Gordon” was first printed in 1755 by Robert and Andrew Foulis And provides a description of the event.
“Edom o' Gordon”
It fell aboot the Martinmas time
When the wind blew shrill and cauld
Cried Edom o' Gordon tae his men
"We maun draw tae some hauld"
"Whit hauld, whit hauld," cried his merry men
"Whit hauld sal we gang tae?"
"It's tae Towie's Hoose that we maun ride
And see yon fair lady"
She thocht it was her ain dear lord
That she saw ridin' hame
But was the traitor Edom o' Gordon
That rik nae sin nor shame
"Come doon, come doon, Lady Campbell," he cried
"And gie yer hoose tae me
Or else this nicht I swear I'll burn
Ye an' yer bairnies three"
"I winna come doon," the lady cried
"For laird nor yet for loon
Nor yet for any rank robber
That comes frae Auchendoon"
The lady frae the battlements
Twa bullets she let flee
But it missed its mark wi' Gordon
For it scarcely grazed his knee
"Lady Campbell (Forbes)," the Gordon cried

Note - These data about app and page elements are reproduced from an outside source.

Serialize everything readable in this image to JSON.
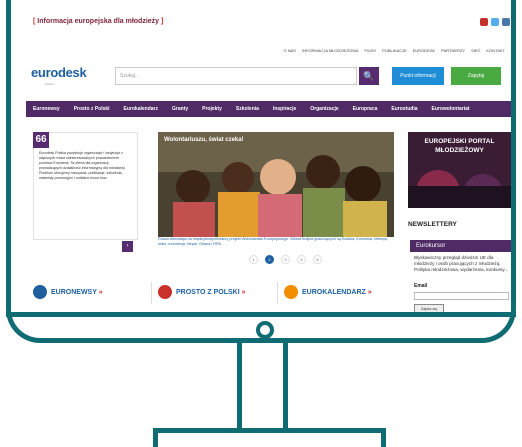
{
  "topbar": {
    "label": "Informacja europejska dla młodzieży",
    "bracket_open": "[",
    "bracket_close": "]"
  },
  "toplinks": [
    "O NAS",
    "INFORMACJA MŁODZIEŻOWA",
    "FILMY",
    "PUBLIKACJE",
    "EURODESK",
    "PARTNERZY",
    "SIEĆ",
    "KONTAKT"
  ],
  "header": {
    "logo_main": "euro",
    "logo_accent": "desk",
    "logo_sub": "polska",
    "search_placeholder": "Szukaj...",
    "search_icon": "magnifier",
    "punkt_label": "Punkt informacji",
    "zapytaj_label": "Zapytaj"
  },
  "nav": [
    "Euronewsy",
    "Prosto z Polski",
    "Eurokalendarz",
    "Granty",
    "Projekty",
    "Szkolenia",
    "Inspiracje",
    "Organizacje",
    "Europraca",
    "Eurostudia",
    "Eurowolontariat"
  ],
  "quote": {
    "mark": "66",
    "text": "Eurodesk Polska pozyskuje organizacje i instytucje z większych miast zainteresowanych prowadzeniem punktów Eurodesk. Ta oferta dla organizacji prowadzących działalność informacyjną dla młodzieży. Punktom oferujemy narzędzia, publikacje, szkolenia, materiały promocyjne i unikalne know-how.",
    "next": "›"
  },
  "slider": {
    "title": "Wolontariuszu, świat czeka!",
    "caption": "Rusza rekrutacja na międzykontynentalny projekt Wolontariatu Europejskiego. Wśród krajów goszczących są Boliwia, Kolumbia, Meksyk, Indie, Indonezja, Nepal, Ghana i RPA.",
    "pages": [
      "1",
      "2",
      "3",
      "4",
      "5"
    ],
    "active_page": "2"
  },
  "portal": {
    "text": "EUROPEJSKI PORTAL MŁODZIEŻOWY"
  },
  "newsletter": {
    "heading": "NEWSLETTERY"
  },
  "eurokursor": {
    "heading": "Eurokursor",
    "text": "Błyskawiczny przegląd dziedzin UE dla młodzieży i osób pracujących z młodzieżą. Polityka młodzieżowa, wydarzenia, konkursy...",
    "email_label": "Email",
    "signup": "Zapisz się"
  },
  "sections": [
    {
      "label": "EURONEWSY",
      "arrow": "»",
      "color": "#1d5f9f",
      "icon": "globe-icon"
    },
    {
      "label": "PROSTO Z POLSKI",
      "arrow": "»",
      "color": "#c9302c",
      "icon": "pin-icon"
    },
    {
      "label": "EUROKALENDARZ",
      "arrow": "»",
      "color": "#f28c00",
      "icon": "calendar-icon"
    }
  ]
}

"That shot will cost you dear"
An' he has ca'ed tae his ain Jock
Tae bring the faggots near
"I winna come doon, ye fause Gordon
I winna gie up tae ye
I winna forsake ma ain dear lord
That is sae far frae me"
Then up and spak her youngest son
Sat on the nooris's knee
"Oh open the door and let me oot
For this reek is choking me"
"I wid gie up ma gowd," she cried
"Ma siller and ma fee
For a blast o' the whistling wind
Tae blaw this reek frae me"
Then oot an' spak her dochter dear
She wis baith jimp and sma'
"Oh row me in a pair o' sheets
And throw me ower the wa'"
They rowed her in a pair o' sheets
And threw her ower the wa'
But on the point o' the Gordon's sword
She got a deidly fa
Then Gordon turned her ower and ower
And oh her face was white
Ah micht had spared that bonny face
Tae be some man's delight
Oh pity on yon fair castle
That was biggit wi' stane and lime
And wae for Lady Campbell herself
Burnt wi' her bairnies nine
Oh three o' them were mairried wives
And three o' them were bairns
And three o' them were leal maidens
That ne'er lay in young men's airms
In 1574, Arthur of Logie, fifth son of William, 7th Lord Forbes, was killed in Paris trying to assassinate Adam Gordon of Auchindoun, the man responsible for the Massacre of Corgarff.
In 1579, Auchindoun and Huntly convinced the Scottish Parliament to pass the ‘Act of compromit betwix the Gordonis and fforbessis.’ This Act would have required the Forbeses to quit their lands of Putachie and Monymusk but but William, Lord Forbes, ignored the Act. In a skirmish in Dundee, Sir George Gordon of Gight killed Alexander Forbes of Towie. In retaliaton, John, Master of Forbes, killed Gight. John was ordered to pay Gight’s family 4,000 merks compensation but he refused.